▶ _What you need to do_
Leaving out the pictures, please retype each record exactly.

[[ Data shown, beginning ]]

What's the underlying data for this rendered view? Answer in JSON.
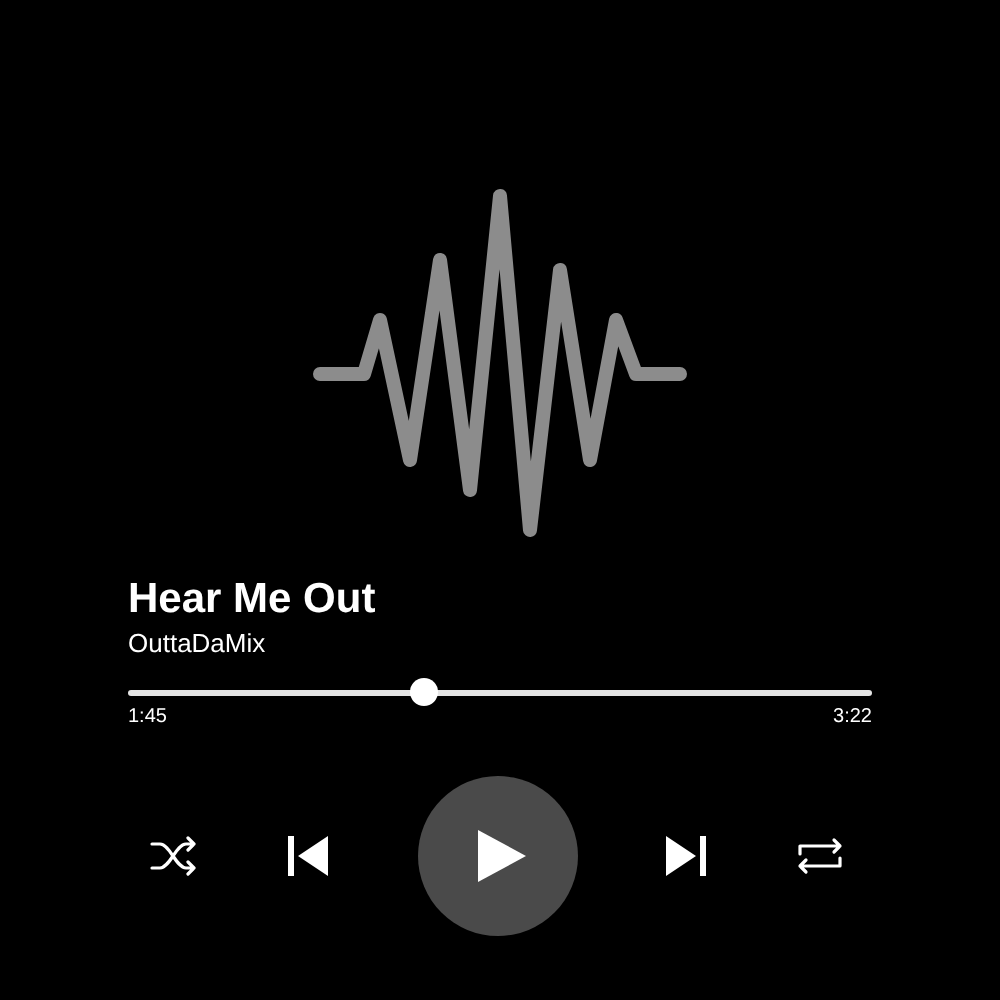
{
  "track": {
    "title": "Hear Me Out",
    "artist": "OuttaDaMix"
  },
  "progress": {
    "level": 0.395,
    "elapsed": "1:45",
    "duration": "3:22"
  },
  "controls": [
    {
      "kind": "shuffle"
    },
    {
      "kind": "previous"
    },
    {
      "kind": "play"
    },
    {
      "kind": "next"
    },
    {
      "kind": "repeat"
    }
  ]
}
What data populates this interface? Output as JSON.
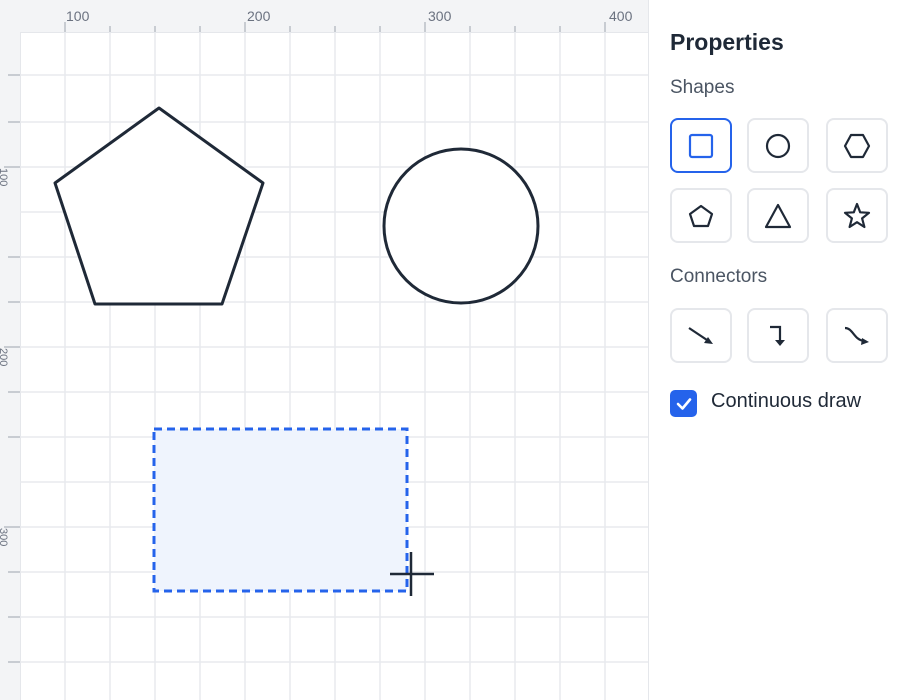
{
  "ruler": {
    "top_labels": [
      "100",
      "200",
      "300",
      "400"
    ],
    "left_labels": [
      "100",
      "200",
      "300"
    ]
  },
  "canvas": {
    "shapes": [
      {
        "kind": "pentagon",
        "name": "pentagon-shape"
      },
      {
        "kind": "circle",
        "name": "circle-shape"
      },
      {
        "kind": "selection-rect",
        "name": "selection-rectangle"
      }
    ],
    "stroke_color": "#1f2937",
    "selection_color": "#2563eb",
    "selection_fill": "#eff4fd",
    "grid_color": "#e5e7eb"
  },
  "panel": {
    "title": "Properties",
    "shapes_label": "Shapes",
    "shape_tools": [
      {
        "icon": "square-icon",
        "selected": true
      },
      {
        "icon": "circle-icon",
        "selected": false
      },
      {
        "icon": "hexagon-icon",
        "selected": false
      },
      {
        "icon": "pentagon-icon",
        "selected": false
      },
      {
        "icon": "triangle-icon",
        "selected": false
      },
      {
        "icon": "star-icon",
        "selected": false
      }
    ],
    "connectors_label": "Connectors",
    "connector_tools": [
      {
        "icon": "straight-arrow-icon"
      },
      {
        "icon": "elbow-arrow-icon"
      },
      {
        "icon": "curved-arrow-icon"
      }
    ],
    "continuous_draw": {
      "label": "Continuous draw",
      "checked": true
    }
  },
  "colors": {
    "accent": "#2563eb",
    "text": "#1f2937",
    "muted": "#4b5563"
  }
}
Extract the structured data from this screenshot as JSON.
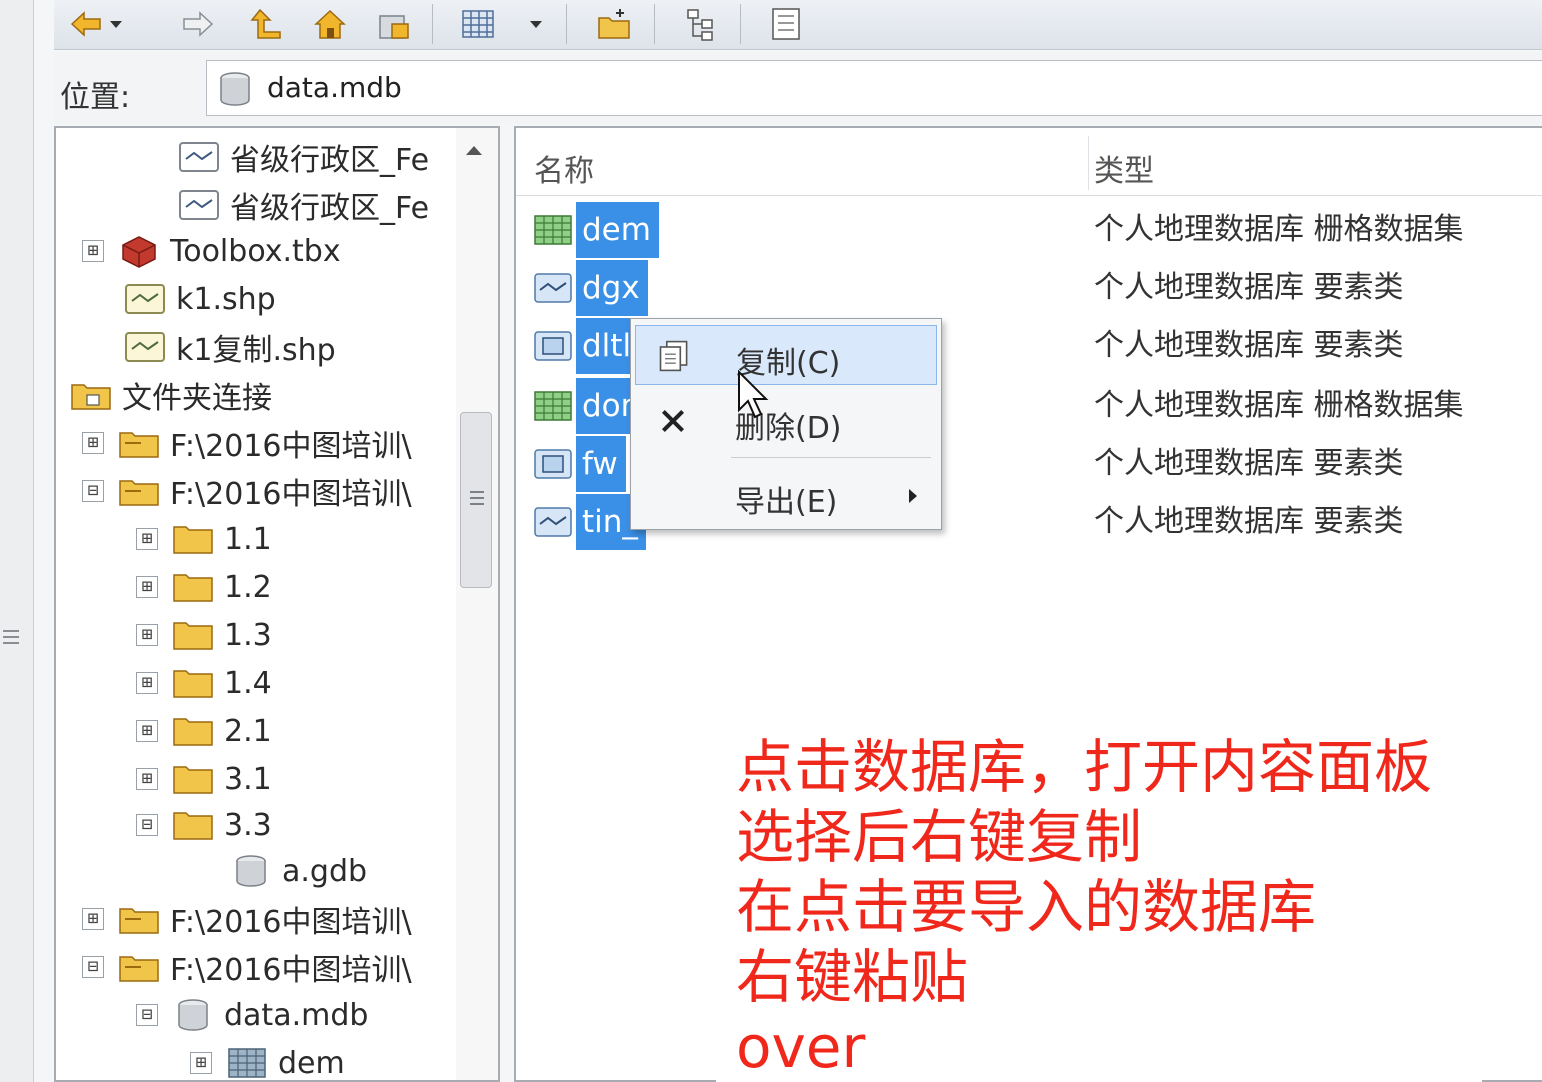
{
  "toolbar": {
    "buttons": [
      "back-icon",
      "back-dropdown-icon",
      "forward-icon",
      "up-one-level-icon",
      "home-icon",
      "folder-connection-icon",
      "view-options-icon",
      "view-dropdown-icon",
      "new-folder-icon",
      "tree-view-icon",
      "list-view-icon"
    ]
  },
  "location": {
    "label": "位置:",
    "value": "data.mdb"
  },
  "tree": {
    "items": [
      {
        "label": "省级行政区_Fe",
        "icon": "line-feature-icon"
      },
      {
        "label": "省级行政区_Fe",
        "icon": "line-feature-icon"
      },
      {
        "label": "Toolbox.tbx",
        "icon": "toolbox-icon",
        "expander": "⊞"
      },
      {
        "label": "k1.shp",
        "icon": "shapefile-icon"
      },
      {
        "label": "k1复制.shp",
        "icon": "shapefile-icon"
      },
      {
        "label": "文件夹连接",
        "icon": "folder-connections-icon"
      },
      {
        "label": "F:\\2016中图培训\\",
        "icon": "folder-connection-icon",
        "expander": "⊞"
      },
      {
        "label": "F:\\2016中图培训\\",
        "icon": "folder-connection-icon",
        "expander": "⊟"
      },
      {
        "label": "1.1",
        "icon": "folder-icon",
        "expander": "⊞"
      },
      {
        "label": "1.2",
        "icon": "folder-icon",
        "expander": "⊞"
      },
      {
        "label": "1.3",
        "icon": "folder-icon",
        "expander": "⊞"
      },
      {
        "label": "1.4",
        "icon": "folder-icon",
        "expander": "⊞"
      },
      {
        "label": "2.1",
        "icon": "folder-icon",
        "expander": "⊞"
      },
      {
        "label": "3.1",
        "icon": "folder-icon",
        "expander": "⊞"
      },
      {
        "label": "3.3",
        "icon": "folder-icon",
        "expander": "⊟"
      },
      {
        "label": "a.gdb",
        "icon": "database-icon"
      },
      {
        "label": "F:\\2016中图培训\\",
        "icon": "folder-connection-icon",
        "expander": "⊞"
      },
      {
        "label": "F:\\2016中图培训\\",
        "icon": "folder-connection-icon",
        "expander": "⊟"
      },
      {
        "label": "data.mdb",
        "icon": "database-icon",
        "expander": "⊟"
      },
      {
        "label": "dem",
        "icon": "raster-icon",
        "expander": "⊞"
      }
    ]
  },
  "content": {
    "columns": {
      "name": "名称",
      "type": "类型"
    },
    "rows": [
      {
        "name": "dem",
        "type": "个人地理数据库 栅格数据集",
        "icon": "raster-icon"
      },
      {
        "name": "dgx",
        "type": "个人地理数据库 要素类",
        "icon": "line-feature-icon"
      },
      {
        "name": "dltl",
        "type": "个人地理数据库 要素类",
        "icon": "polygon-feature-icon"
      },
      {
        "name": "dom",
        "type": "个人地理数据库 栅格数据集",
        "icon": "raster-icon"
      },
      {
        "name": "fw",
        "type": "个人地理数据库 要素类",
        "icon": "polygon-feature-icon"
      },
      {
        "name": "tin_",
        "type": "个人地理数据库 要素类",
        "icon": "line-feature-icon"
      }
    ]
  },
  "context_menu": {
    "copy": "复制(C)",
    "delete": "删除(D)",
    "export": "导出(E)"
  },
  "annotation": {
    "lines": [
      "点击数据库，打开内容面板",
      "选择后右键复制",
      "在点击要导入的数据库",
      "右键粘贴",
      "over"
    ],
    "color": "#f0281c"
  },
  "colors": {
    "selection": "#3a8fe6",
    "menu_highlight": "#d9e9fb"
  }
}
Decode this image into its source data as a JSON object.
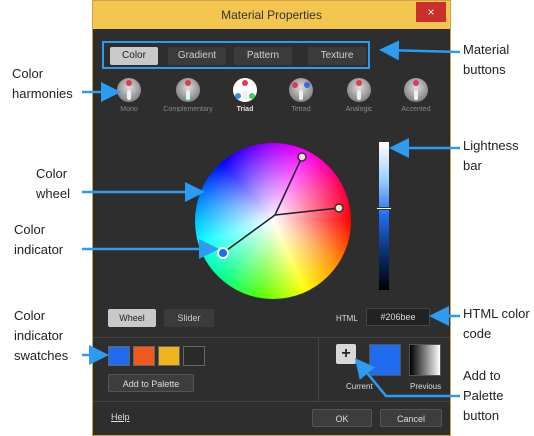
{
  "window": {
    "title": "Material Properties",
    "close_glyph": "×"
  },
  "tabs": [
    {
      "label": "Color",
      "active": true
    },
    {
      "label": "Gradient",
      "active": false
    },
    {
      "label": "Pattern",
      "active": false
    },
    {
      "label": "Texture",
      "active": false
    }
  ],
  "harmonies": [
    {
      "label": "Mono",
      "active": false
    },
    {
      "label": "Complementary",
      "active": false
    },
    {
      "label": "Triad",
      "active": true
    },
    {
      "label": "Tetrad",
      "active": false
    },
    {
      "label": "Analogic",
      "active": false
    },
    {
      "label": "Accented",
      "active": false
    }
  ],
  "mode": {
    "wheel_label": "Wheel",
    "slider_label": "Slider",
    "active": "Wheel"
  },
  "html_code": {
    "label": "HTML",
    "value": "#206bee"
  },
  "swatches": [
    "#206bee",
    "#f05a1e",
    "#f0b41e",
    "#2a2a2a"
  ],
  "palette": {
    "add_label": "Add to Palette",
    "plus_glyph": "+"
  },
  "current_label": "Current",
  "previous_label": "Previous",
  "current_color": "#206bee",
  "footer": {
    "help": "Help",
    "ok": "OK",
    "cancel": "Cancel"
  },
  "annotations": {
    "color_harmonies": "Color harmonies",
    "color_wheel": "Color wheel",
    "color_indicator": "Color indicator",
    "color_indicator_swatches": "Color indicator swatches",
    "material_buttons": "Material buttons",
    "lightness_bar": "Lightness bar",
    "html_color_code": "HTML color code",
    "add_to_palette_button": "Add to Palette button"
  },
  "accent_color": "#2d9bf0"
}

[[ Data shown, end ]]

▶ _Completed task_
What's the underlying data for this rendered view? Answer in JSON.
{
  "track": {
    "title": "Hear Me Out",
    "artist": "OuttaDaMix"
  },
  "progress": {
    "level": 0.395,
    "elapsed": "1:45",
    "duration": "3:22"
  },
  "controls": [
    {
      "kind": "shuffle"
    },
    {
      "kind": "previous"
    },
    {
      "kind": "play"
    },
    {
      "kind": "next"
    },
    {
      "kind": "repeat"
    }
  ]
}
What data populates this interface? Output as JSON.
{
  "ruler": {
    "top_labels": [
      "100",
      "200",
      "300",
      "400"
    ],
    "left_labels": [
      "100",
      "200",
      "300"
    ]
  },
  "canvas": {
    "shapes": [
      {
        "kind": "pentagon",
        "name": "pentagon-shape"
      },
      {
        "kind": "circle",
        "name": "circle-shape"
      },
      {
        "kind": "selection-rect",
        "name": "selection-rectangle"
      }
    ],
    "stroke_color": "#1f2937",
    "selection_color": "#2563eb",
    "selection_fill": "#eff4fd",
    "grid_color": "#e5e7eb"
  },
  "panel": {
    "title": "Properties",
    "shapes_label": "Shapes",
    "shape_tools": [
      {
        "icon": "square-icon",
        "selected": true
      },
      {
        "icon": "circle-icon",
        "selected": false
      },
      {
        "icon": "hexagon-icon",
        "selected": false
      },
      {
        "icon": "pentagon-icon",
        "selected": false
      },
      {
        "icon": "triangle-icon",
        "selected": false
      },
      {
        "icon": "star-icon",
        "selected": false
      }
    ],
    "connectors_label": "Connectors",
    "connector_tools": [
      {
        "icon": "straight-arrow-icon"
      },
      {
        "icon": "elbow-arrow-icon"
      },
      {
        "icon": "curved-arrow-icon"
      }
    ],
    "continuous_draw": {
      "label": "Continuous draw",
      "checked": true
    }
  },
  "colors": {
    "accent": "#2563eb",
    "text": "#1f2937",
    "muted": "#4b5563"
  }
}
Extract the structured data from this screenshot as JSON.
{
  "toolbar": {
    "buttons": [
      "back-icon",
      "back-dropdown-icon",
      "forward-icon",
      "up-one-level-icon",
      "home-icon",
      "folder-connection-icon",
      "view-options-icon",
      "view-dropdown-icon",
      "new-folder-icon",
      "tree-view-icon",
      "list-view-icon"
    ]
  },
  "location": {
    "label": "位置:",
    "value": "data.mdb"
  },
  "tree": {
    "items": [
      {
        "label": "省级行政区_Fe",
        "icon": "line-feature-icon"
      },
      {
        "label": "省级行政区_Fe",
        "icon": "line-feature-icon"
      },
      {
        "label": "Toolbox.tbx",
        "icon": "toolbox-icon",
        "expander": "⊞"
      },
      {
        "label": "k1.shp",
        "icon": "shapefile-icon"
      },
      {
        "label": "k1复制.shp",
        "icon": "shapefile-icon"
      },
      {
        "label": "文件夹连接",
        "icon": "folder-connections-icon"
      },
      {
        "label": "F:\\2016中图培训\\",
        "icon": "folder-connection-icon",
        "expander": "⊞"
      },
      {
        "label": "F:\\2016中图培训\\",
        "icon": "folder-connection-icon",
        "expander": "⊟"
      },
      {
        "label": "1.1",
        "icon": "folder-icon",
        "expander": "⊞"
      },
      {
        "label": "1.2",
        "icon": "folder-icon",
        "expander": "⊞"
      },
      {
        "label": "1.3",
        "icon": "folder-icon",
        "expander": "⊞"
      },
      {
        "label": "1.4",
        "icon": "folder-icon",
        "expander": "⊞"
      },
      {
        "label": "2.1",
        "icon": "folder-icon",
        "expander": "⊞"
      },
      {
        "label": "3.1",
        "icon": "folder-icon",
        "expander": "⊞"
      },
      {
        "label": "3.3",
        "icon": "folder-icon",
        "expander": "⊟"
      },
      {
        "label": "a.gdb",
        "icon": "database-icon"
      },
      {
        "label": "F:\\2016中图培训\\",
        "icon": "folder-connection-icon",
        "expander": "⊞"
      },
      {
        "label": "F:\\2016中图培训\\",
        "icon": "folder-connection-icon",
        "expander": "⊟"
      },
      {
        "label": "data.mdb",
        "icon": "database-icon",
        "expander": "⊟"
      },
      {
        "label": "dem",
        "icon": "raster-icon",
        "expander": "⊞"
      }
    ]
  },
  "content": {
    "columns": {
      "name": "名称",
      "type": "类型"
    },
    "rows": [
      {
        "name": "dem",
        "type": "个人地理数据库 栅格数据集",
        "icon": "raster-icon"
      },
      {
        "name": "dgx",
        "type": "个人地理数据库 要素类",
        "icon": "line-feature-icon"
      },
      {
        "name": "dltl",
        "type": "个人地理数据库 要素类",
        "icon": "polygon-feature-icon"
      },
      {
        "name": "dom",
        "type": "个人地理数据库 栅格数据集",
        "icon": "raster-icon"
      },
      {
        "name": "fw",
        "type": "个人地理数据库 要素类",
        "icon": "polygon-feature-icon"
      },
      {
        "name": "tin_",
        "type": "个人地理数据库 要素类",
        "icon": "line-feature-icon"
      }
    ]
  },
  "context_menu": {
    "copy": "复制(C)",
    "delete": "删除(D)",
    "export": "导出(E)"
  },
  "annotation": {
    "lines": [
      "点击数据库，打开内容面板",
      "选择后右键复制",
      "在点击要导入的数据库",
      "右键粘贴",
      "over"
    ],
    "color": "#f0281c"
  },
  "colors": {
    "selection": "#3a8fe6",
    "menu_highlight": "#d9e9fb"
  }
}
Decode this image into its source data as a JSON object.
{
  "window": {
    "title": "Material Properties",
    "close_glyph": "×"
  },
  "tabs": [
    {
      "label": "Color",
      "active": true
    },
    {
      "label": "Gradient",
      "active": false
    },
    {
      "label": "Pattern",
      "active": false
    },
    {
      "label": "Texture",
      "active": false
    }
  ],
  "harmonies": [
    {
      "label": "Mono",
      "active": false
    },
    {
      "label": "Complementary",
      "active": false
    },
    {
      "label": "Triad",
      "active": true
    },
    {
      "label": "Tetrad",
      "active": false
    },
    {
      "label": "Analogic",
      "active": false
    },
    {
      "label": "Accented",
      "active": false
    }
  ],
  "mode": {
    "wheel_label": "Wheel",
    "slider_label": "Slider",
    "active": "Wheel"
  },
  "html_code": {
    "label": "HTML",
    "value": "#206bee"
  },
  "swatches": [
    "#206bee",
    "#f05a1e",
    "#f0b41e",
    "#2a2a2a"
  ],
  "palette": {
    "add_label": "Add to Palette",
    "plus_glyph": "+"
  },
  "current_label": "Current",
  "previous_label": "Previous",
  "current_color": "#206bee",
  "footer": {
    "help": "Help",
    "ok": "OK",
    "cancel": "Cancel"
  },
  "annotations": {
    "color_harmonies": "Color harmonies",
    "color_wheel": "Color wheel",
    "color_indicator": "Color indicator",
    "color_indicator_swatches": "Color indicator swatches",
    "material_buttons": "Material buttons",
    "lightness_bar": "Lightness bar",
    "html_color_code": "HTML color code",
    "add_to_palette_button": "Add to Palette button"
  },
  "accent_color": "#2d9bf0"
}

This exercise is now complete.